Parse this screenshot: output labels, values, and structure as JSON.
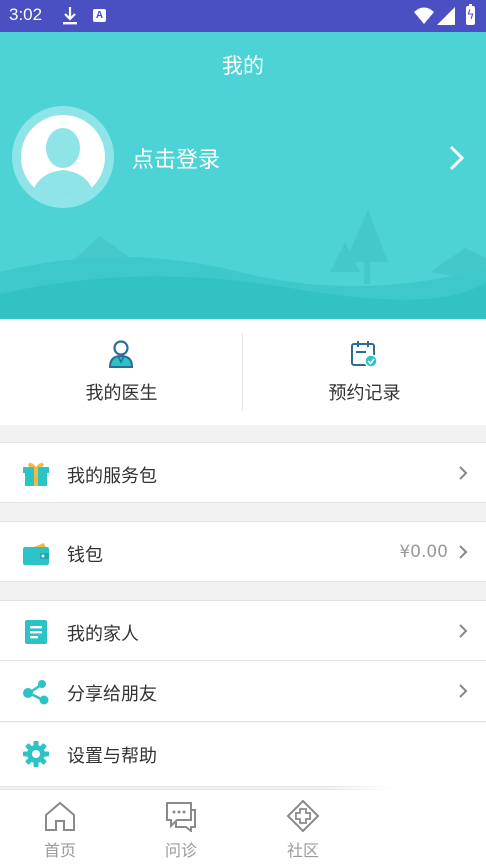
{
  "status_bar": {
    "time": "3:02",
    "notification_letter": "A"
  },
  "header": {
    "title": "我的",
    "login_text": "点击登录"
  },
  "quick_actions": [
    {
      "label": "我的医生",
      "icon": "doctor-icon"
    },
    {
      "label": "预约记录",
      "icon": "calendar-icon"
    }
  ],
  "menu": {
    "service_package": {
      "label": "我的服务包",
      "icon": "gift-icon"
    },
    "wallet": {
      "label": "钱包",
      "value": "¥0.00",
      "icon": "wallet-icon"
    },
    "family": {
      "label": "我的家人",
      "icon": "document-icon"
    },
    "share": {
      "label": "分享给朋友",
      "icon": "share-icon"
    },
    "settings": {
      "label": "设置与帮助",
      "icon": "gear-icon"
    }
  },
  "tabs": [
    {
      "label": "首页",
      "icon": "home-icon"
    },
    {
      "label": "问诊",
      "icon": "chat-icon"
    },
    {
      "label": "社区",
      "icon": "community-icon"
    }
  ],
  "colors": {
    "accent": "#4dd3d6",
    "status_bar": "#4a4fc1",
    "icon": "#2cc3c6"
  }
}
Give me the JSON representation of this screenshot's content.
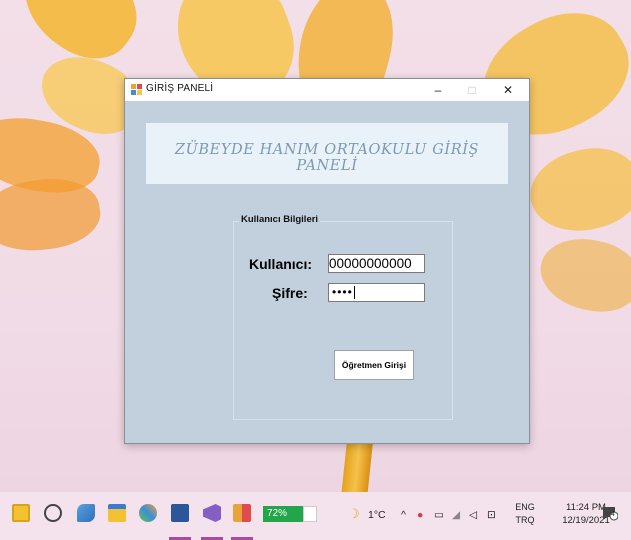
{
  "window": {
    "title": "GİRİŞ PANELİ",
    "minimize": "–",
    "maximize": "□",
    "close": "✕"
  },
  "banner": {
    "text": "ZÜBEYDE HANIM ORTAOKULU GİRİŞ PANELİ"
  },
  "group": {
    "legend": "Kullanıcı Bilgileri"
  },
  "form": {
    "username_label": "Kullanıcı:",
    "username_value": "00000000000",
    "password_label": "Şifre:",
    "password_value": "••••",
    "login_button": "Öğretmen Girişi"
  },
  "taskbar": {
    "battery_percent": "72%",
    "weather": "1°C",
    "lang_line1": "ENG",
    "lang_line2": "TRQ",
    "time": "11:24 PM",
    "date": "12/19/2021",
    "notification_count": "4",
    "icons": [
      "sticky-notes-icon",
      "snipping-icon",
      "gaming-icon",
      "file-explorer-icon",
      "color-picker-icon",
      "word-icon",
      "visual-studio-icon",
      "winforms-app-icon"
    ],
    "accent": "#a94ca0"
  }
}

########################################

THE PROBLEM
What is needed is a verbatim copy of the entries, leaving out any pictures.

FINISHED EXERCISE
Parse this screenshot: output labels, values, and structure as JSON.
{
  "status_bar": {
    "time": "3:02",
    "notification_letter": "A"
  },
  "header": {
    "title": "我的",
    "login_text": "点击登录"
  },
  "quick_actions": [
    {
      "label": "我的医生",
      "icon": "doctor-icon"
    },
    {
      "label": "预约记录",
      "icon": "calendar-icon"
    }
  ],
  "menu": {
    "service_package": {
      "label": "我的服务包",
      "icon": "gift-icon"
    },
    "wallet": {
      "label": "钱包",
      "value": "¥0.00",
      "icon": "wallet-icon"
    },
    "family": {
      "label": "我的家人",
      "icon": "document-icon"
    },
    "share": {
      "label": "分享给朋友",
      "icon": "share-icon"
    },
    "settings": {
      "label": "设置与帮助",
      "icon": "gear-icon"
    }
  },
  "tabs": [
    {
      "label": "首页",
      "icon": "home-icon"
    },
    {
      "label": "问诊",
      "icon": "chat-icon"
    },
    {
      "label": "社区",
      "icon": "community-icon"
    }
  ],
  "colors": {
    "accent": "#4dd3d6",
    "status_bar": "#4a4fc1",
    "icon": "#2cc3c6"
  }
}
Give me the JSON representation of this screenshot's content.
{
  "window": {
    "title": "GİRİŞ PANELİ",
    "minimize": "–",
    "maximize": "□",
    "close": "✕"
  },
  "banner": {
    "text": "ZÜBEYDE HANIM ORTAOKULU GİRİŞ PANELİ"
  },
  "group": {
    "legend": "Kullanıcı Bilgileri"
  },
  "form": {
    "username_label": "Kullanıcı:",
    "username_value": "00000000000",
    "password_label": "Şifre:",
    "password_value": "••••",
    "login_button": "Öğretmen Girişi"
  },
  "taskbar": {
    "battery_percent": "72%",
    "weather": "1°C",
    "lang_line1": "ENG",
    "lang_line2": "TRQ",
    "time": "11:24 PM",
    "date": "12/19/2021",
    "notification_count": "4",
    "icons": [
      "sticky-notes-icon",
      "snipping-icon",
      "gaming-icon",
      "file-explorer-icon",
      "color-picker-icon",
      "word-icon",
      "visual-studio-icon",
      "winforms-app-icon"
    ],
    "accent": "#a94ca0"
  }
}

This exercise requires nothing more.